Among the most beautiful Linux distros on the free market, Ubuntu Budgie is a user-friendly, MacOS-like UI/UX.
It uses the Desktop Environment developed by the Solus project, Budgie, and is efficient at adapting to any hardware specs to provide the best performance.
6. Ubuntu Kylin
Ubuntu Kylin is a beautiful Ubuntu variant for Chinese users. That’s right – its default language is Chinese and it comes with other software packaged purposely for the Chinese market.
It uses the UKUI DE, requires at least 2GB RAM and is available for both 32 and 64-bit systems.
7. Ubuntu Mate
Ubuntu Mate is an Ubuntu variant that beautifully integrates the MATE DE. The MATE Desktop Environment is based on GNOME 2, and not GNOME 3, which Ubuntu GNOME uses.
It is available for different architecture types so if you are one attracted to a traditional desktop UI then Ubuntu MATE is for you.
8. Ubuntu Studio
Ubuntu Studio focuses on providing an efficient workstation for graphics, photography, audio, publications, and video creators. It ships with Xfce DE and is an ideal flavour to use if you’re in the arts field.
Mythbuntu focuses on a standalone MythTV based Digital Video Recorder (DVR) system and can be used to prepare standalone systems or integrations to work with an existing MythTV network. Its dev cycle mirrors Ubuntu’s and it gives users the ability to easily convert from Mythbuntu machine to a standard desktop and vice versa. It uses the XFCE desktop.
Unless you will be working professionally with MythTV, this isn’t for you.
Edubuntu is designed for teaching people, especially children, in schools, homes, and communities, how to use computers.
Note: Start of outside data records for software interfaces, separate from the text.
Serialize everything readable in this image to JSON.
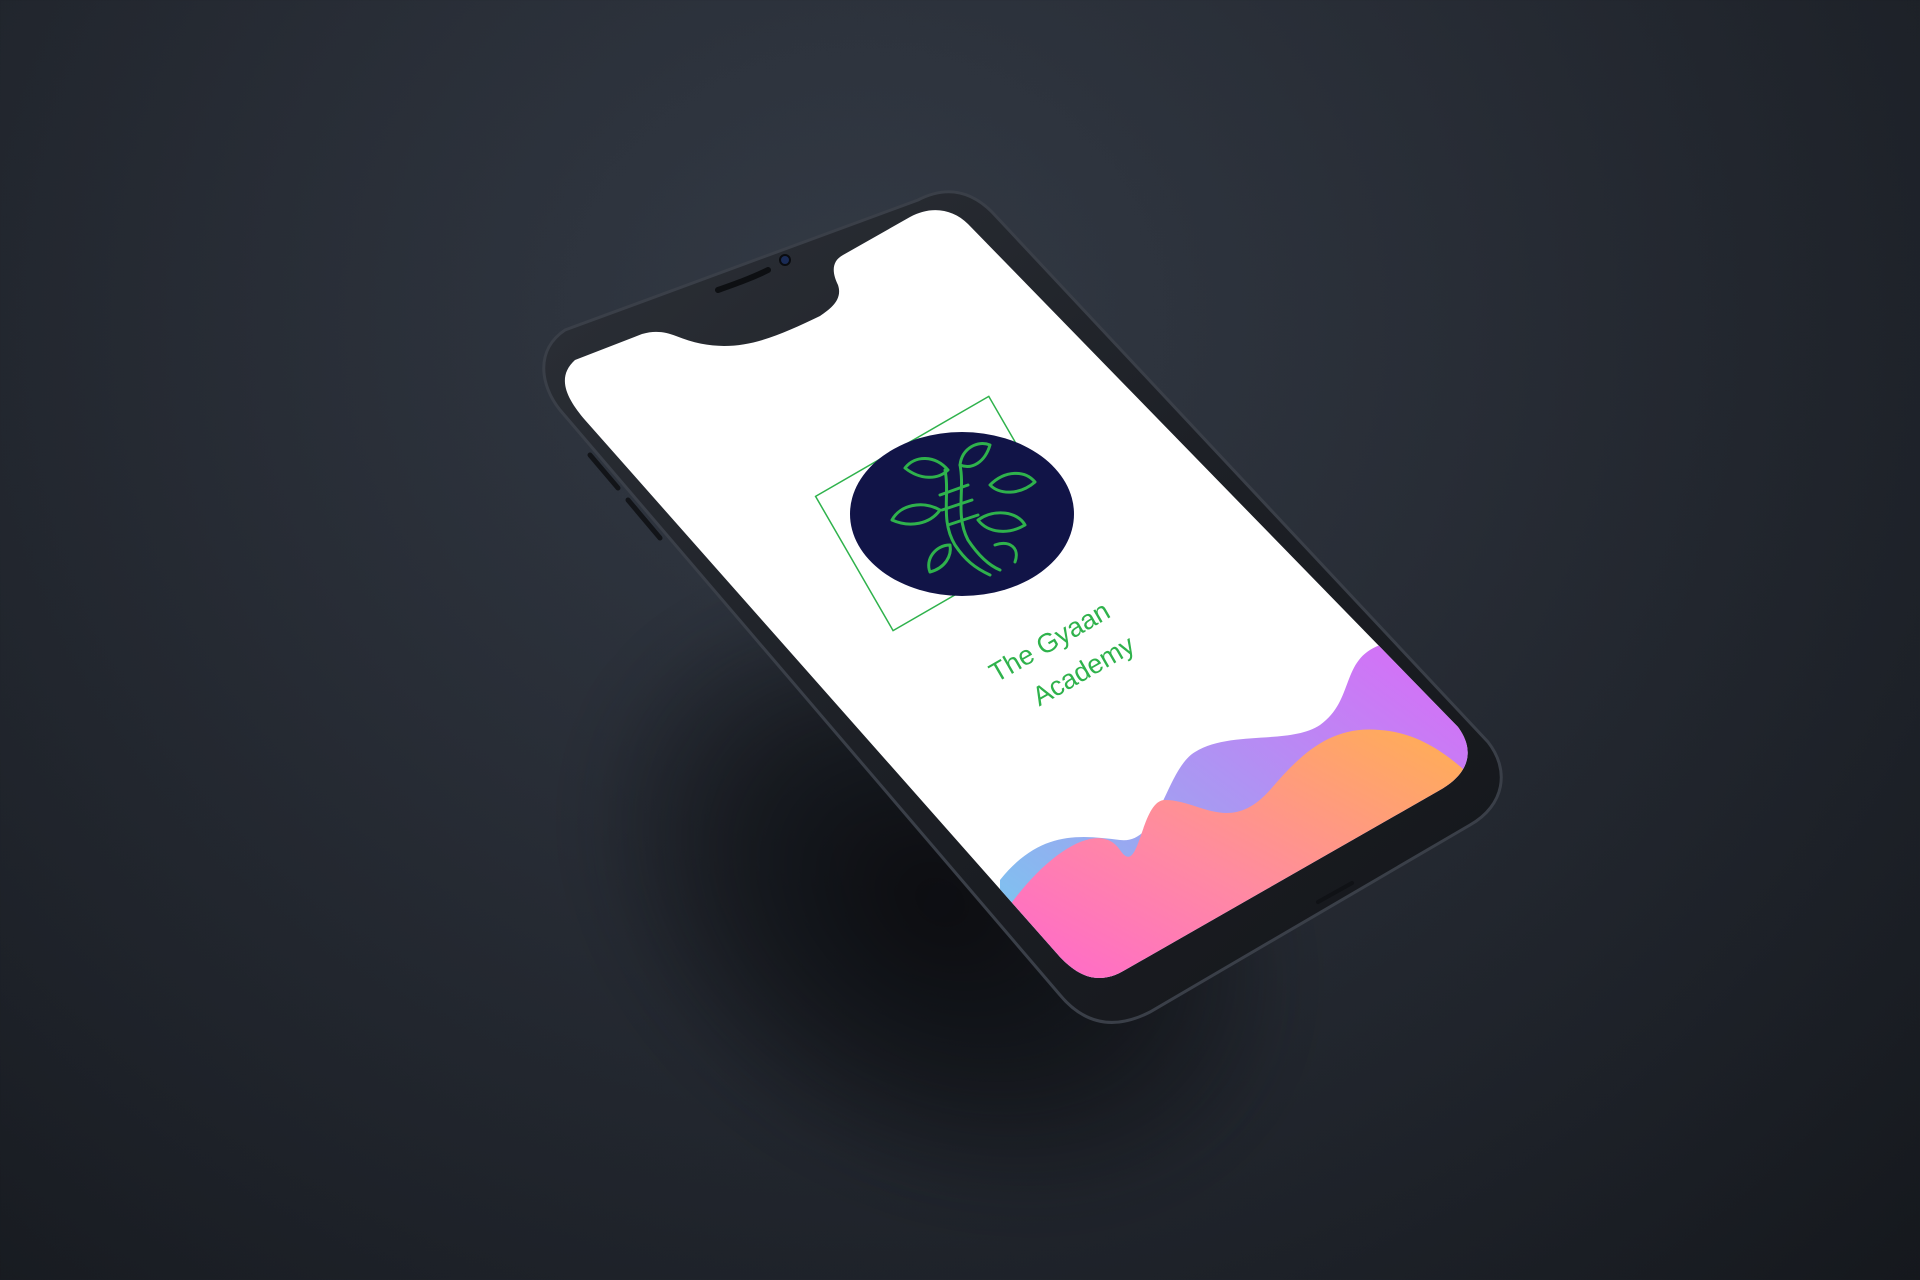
{
  "app": {
    "name_line1": "The Gyaan",
    "name_line2": "Academy"
  },
  "logo": {
    "icon": "leaf-tree-icon",
    "circle_color": "#111447",
    "line_color": "#2fb24c"
  },
  "colors": {
    "background": "#282d36",
    "phone_body": "#22262c",
    "screen": "#ffffff",
    "wave_purple": "#d96bf5",
    "wave_blue": "#8aa6f2",
    "wave_cyan": "#5ed2e8",
    "wave_pink": "#ff83a6",
    "wave_orange": "#ffaa55",
    "title_green": "#2fb24c"
  }
}
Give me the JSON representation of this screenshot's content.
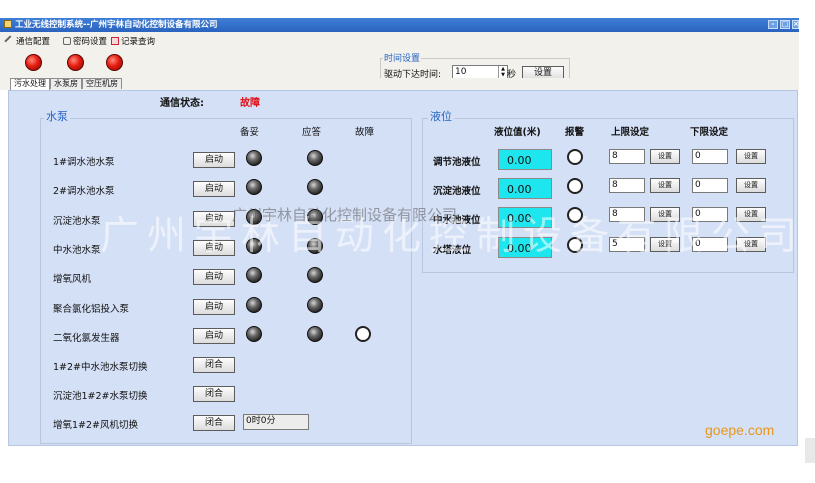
{
  "window": {
    "title": "工业无线控制系统--广州宇林自动化控制设备有限公司",
    "min": "-",
    "max": "□",
    "close": "×"
  },
  "menu": [
    {
      "label": "通信配置",
      "icon": "wrench-icon"
    },
    {
      "label": "密码设置",
      "icon": "lock-icon"
    },
    {
      "label": "记录查询",
      "icon": "record-icon"
    }
  ],
  "time_settings": {
    "group_label": "时间设置",
    "field_label": "驱动下达时间:",
    "value": "10",
    "unit": "秒",
    "button": "设置"
  },
  "tabs": [
    "污水处理",
    "水泵房",
    "空压机房"
  ],
  "status": {
    "label": "通信状态:",
    "value": "故障"
  },
  "pumps": {
    "title": "水泵",
    "headers": [
      "备妥",
      "应答",
      "故障"
    ],
    "rows": [
      {
        "name": "1#调水池水泵",
        "button": "启动"
      },
      {
        "name": "2#调水池水泵",
        "button": "启动"
      },
      {
        "name": "沉淀池水泵",
        "button": "启动"
      },
      {
        "name": "中水池水泵",
        "button": "启动"
      },
      {
        "name": "增氧风机",
        "button": "启动"
      },
      {
        "name": "聚合氯化铝投入泵",
        "button": "启动"
      },
      {
        "name": "二氧化氯发生器",
        "button": "启动"
      },
      {
        "name": "1#2#中水池水泵切换",
        "button": "闭合"
      },
      {
        "name": "沉淀池1#2#水泵切换",
        "button": "闭合"
      },
      {
        "name": "增氧1#2#风机切换",
        "button": "闭合"
      }
    ],
    "timer": "0时0分"
  },
  "levels": {
    "title": "液位",
    "headers": [
      "液位值(米)",
      "报警",
      "上限设定",
      "下限设定"
    ],
    "rows": [
      {
        "name": "调节池液位",
        "value": "0.00",
        "upper": "8",
        "lower": "0",
        "button": "设置"
      },
      {
        "name": "沉淀池液位",
        "value": "0.00",
        "upper": "8",
        "lower": "0",
        "button": "设置"
      },
      {
        "name": "中水池液位",
        "value": "0.00",
        "upper": "8",
        "lower": "0",
        "button": "设置"
      },
      {
        "name": "水塔液位",
        "value": "0.00",
        "upper": "5",
        "lower": "0",
        "button": "设置"
      }
    ]
  },
  "watermark": {
    "large": "广州宇林自动化控制设备有限公司",
    "small": "广州宇林自动化控制设备有限公司"
  },
  "site_mark": "goepe.com",
  "colors": {
    "accent": "#2563c2",
    "fault": "#e0101a",
    "level_box": "#1ee6ee",
    "panel": "#d4e0f6"
  }
}
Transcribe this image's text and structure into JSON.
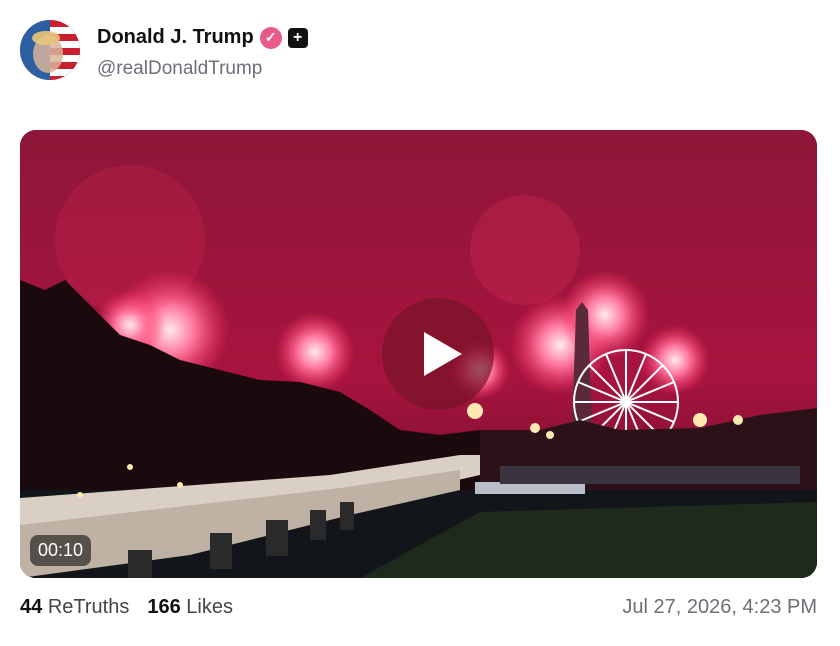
{
  "post": {
    "author": {
      "display_name": "Donald J. Trump",
      "handle": "@realDonaldTrump",
      "verified_icon": "verified-check-icon",
      "badge_icon": "plus-icon",
      "verified_color": "#e85a8c"
    },
    "media": {
      "type": "video",
      "duration": "00:10",
      "play_icon": "play-icon"
    },
    "stats": {
      "retruths_count": "44",
      "retruths_label": "ReTruths",
      "likes_count": "166",
      "likes_label": "Likes"
    },
    "timestamp": "Jul 27, 2026, 4:23 PM"
  }
}
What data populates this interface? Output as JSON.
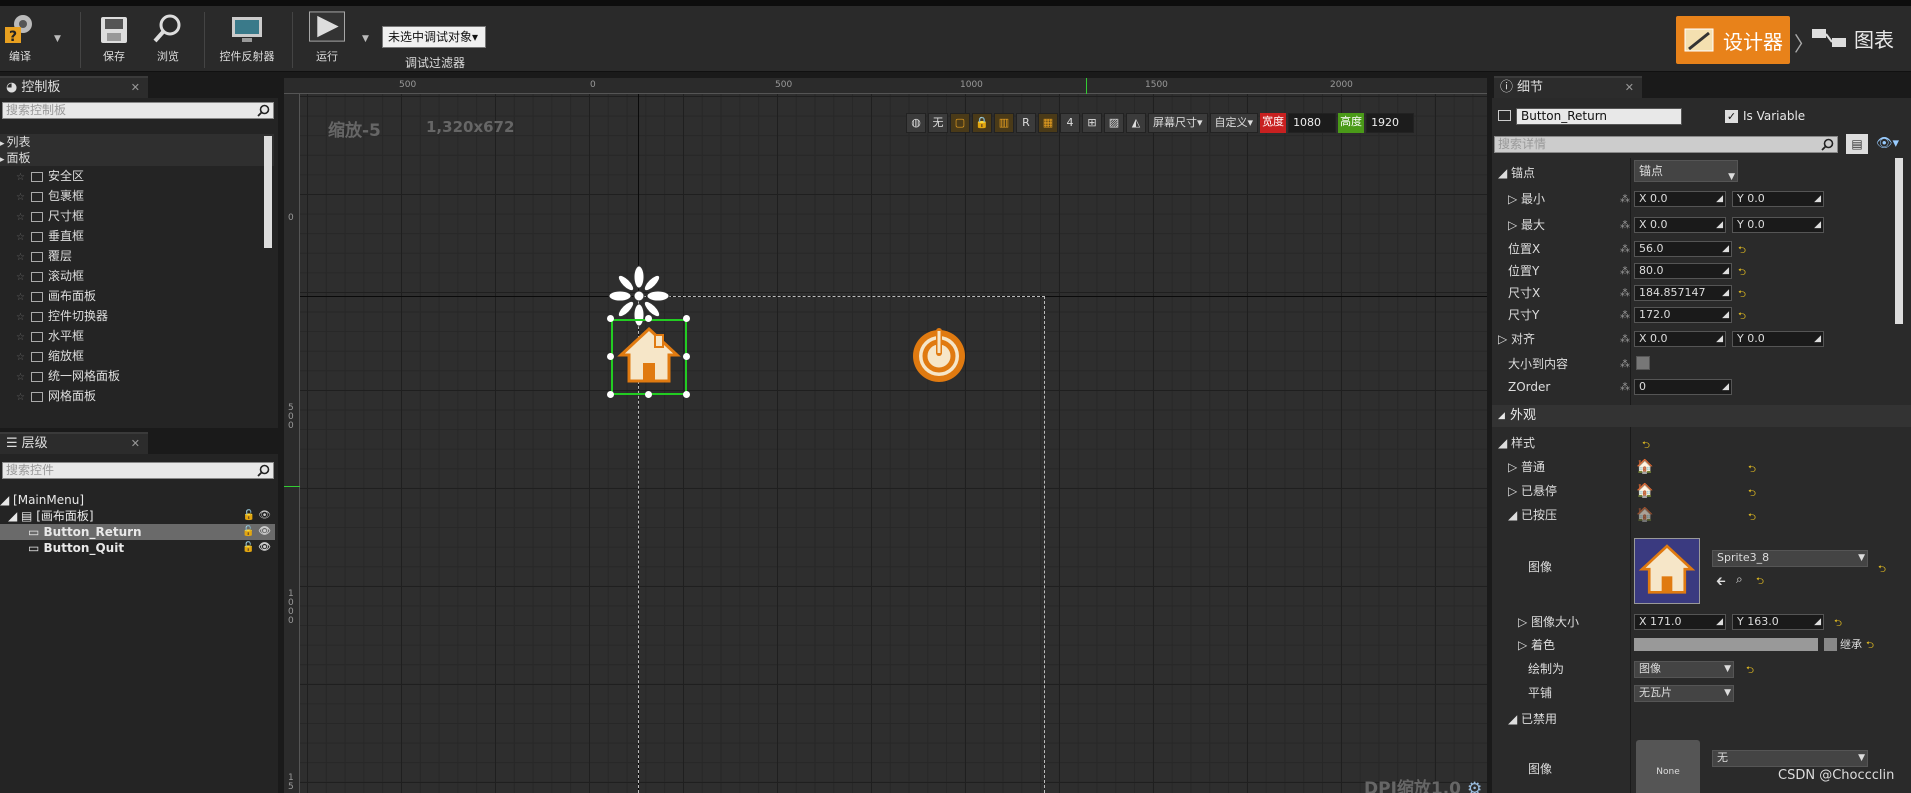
{
  "toolbar": {
    "compile": "编译",
    "save": "保存",
    "browse": "浏览",
    "widget_reflector": "控件反射器",
    "run": "运行",
    "debug_object": "未选中调试对象▾",
    "debug_filter": "调试过滤器",
    "designer": "设计器",
    "graph": "图表"
  },
  "palette": {
    "tab": "控制板",
    "search_placeholder": "搜索控制板",
    "items": [
      {
        "label": "列表",
        "type": "category"
      },
      {
        "label": "面板",
        "type": "category"
      },
      {
        "label": "安全区",
        "type": "item"
      },
      {
        "label": "包裹框",
        "type": "item"
      },
      {
        "label": "尺寸框",
        "type": "item"
      },
      {
        "label": "垂直框",
        "type": "item"
      },
      {
        "label": "覆层",
        "type": "item"
      },
      {
        "label": "滚动框",
        "type": "item"
      },
      {
        "label": "画布面板",
        "type": "item"
      },
      {
        "label": "控件切换器",
        "type": "item"
      },
      {
        "label": "水平框",
        "type": "item"
      },
      {
        "label": "缩放框",
        "type": "item"
      },
      {
        "label": "统一网格面板",
        "type": "item"
      },
      {
        "label": "网格面板",
        "type": "item"
      }
    ]
  },
  "hierarchy": {
    "tab": "层级",
    "search_placeholder": "搜索控件",
    "root": "[MainMenu]",
    "canvas": "[画布面板]",
    "children": [
      "Button_Return",
      "Button_Quit"
    ]
  },
  "viewport": {
    "zoom": "缩放-5",
    "resolution": "1,320x672",
    "dpi": "DPI缩放1.0",
    "ruler_top": [
      "500",
      "0",
      "500",
      "1000",
      "1500",
      "2000"
    ],
    "ruler_left": [
      {
        "text": "0"
      },
      {
        "text": "5\n0\n0"
      },
      {
        "text": "1\n0\n0\n0"
      },
      {
        "text": "1\n5"
      }
    ],
    "toolbar": {
      "none": "无",
      "r": "R",
      "num": "4",
      "screen_size": "屏幕尺寸▾",
      "custom": "自定义▾",
      "width_lbl": "宽度",
      "width_val": "1080",
      "height_lbl": "高度",
      "height_val": "1920"
    }
  },
  "details": {
    "tab": "细节",
    "name": "Button_Return",
    "is_variable": "Is Variable",
    "search_placeholder": "搜索详情",
    "anchor_lbl": "锚点",
    "anchor_val": "锚点",
    "rows": [
      {
        "label": "最小",
        "x": "X  0.0",
        "y": "Y  0.0"
      },
      {
        "label": "最大",
        "x": "X  0.0",
        "y": "Y  0.0"
      }
    ],
    "single": [
      {
        "label": "位置X",
        "val": "56.0"
      },
      {
        "label": "位置Y",
        "val": "80.0"
      },
      {
        "label": "尺寸X",
        "val": "184.857147"
      },
      {
        "label": "尺寸Y",
        "val": "172.0"
      }
    ],
    "align": {
      "label": "对齐",
      "x": "X  0.0",
      "y": "Y  0.0"
    },
    "size_to_content": "大小到内容",
    "zorder": {
      "label": "ZOrder",
      "val": "0"
    },
    "appearance": "外观",
    "style": "样式",
    "normal": "普通",
    "hovered": "已悬停",
    "pressed": "已按压",
    "image_lbl": "图像",
    "sprite": "Sprite3_8",
    "image_size": {
      "label": "图像大小",
      "x": "X  171.0",
      "y": "Y  163.0"
    },
    "tint": "着色",
    "inherit": "继承",
    "draw_as": {
      "label": "绘制为",
      "val": "图像"
    },
    "tiling": {
      "label": "平铺",
      "val": "无瓦片"
    },
    "disabled": "已禁用",
    "image2_lbl": "图像",
    "none_thumb": "None",
    "none_val": "无"
  },
  "watermark": "CSDN @Choccclin"
}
It comes pre-installed with education software and uses the GNOME DE.
This isn’t what you can use conveniently for general-purpose computing, especially since it has been discontinued.
The last release was 14.04.2 – in 2014! Unless you want to tweak things a bit and see how good or baad the flavour was, steer away from it.
Ubuntu Versions in a Jiffy
So, now you may have chosen a couple of flavours to try, but which release version should you install? Here is how it works.
Canonical makes sure to consistently release an Ubuntu version twice a year, typically every 6 months – in April and in October. To organize things better, normal releases are released every 6 months with 9 months of support before development is discontinued, and Long-Term releases are released every 2 years with 5 years of support before development is discontinued. These are the ones referred to as LTS, Long-Term Support.
So, for example, Ubuntu 18.04 LTS signifies that the official release was dropped on April in 2018 and since it will be supported until 2023. You can apply this decoding technique to all other Ubuntu and Ubuntu variant versions and you will always be on the right track.
Which Ubuntu flavour should you install? I say you install Ubuntu Budgie. It is beautiful right out of the box and is more memory-friendly than the default Ubuntu. Ubuntu GNOME, however, is the most popular version for a reason and you will find a lot more materials to guide you as you use it along the way.
With that being said, you know what you want from a workstation and now you have an idea of which variant has to offer. Which flavour have you done with?
Drop your comments in the discussion section below.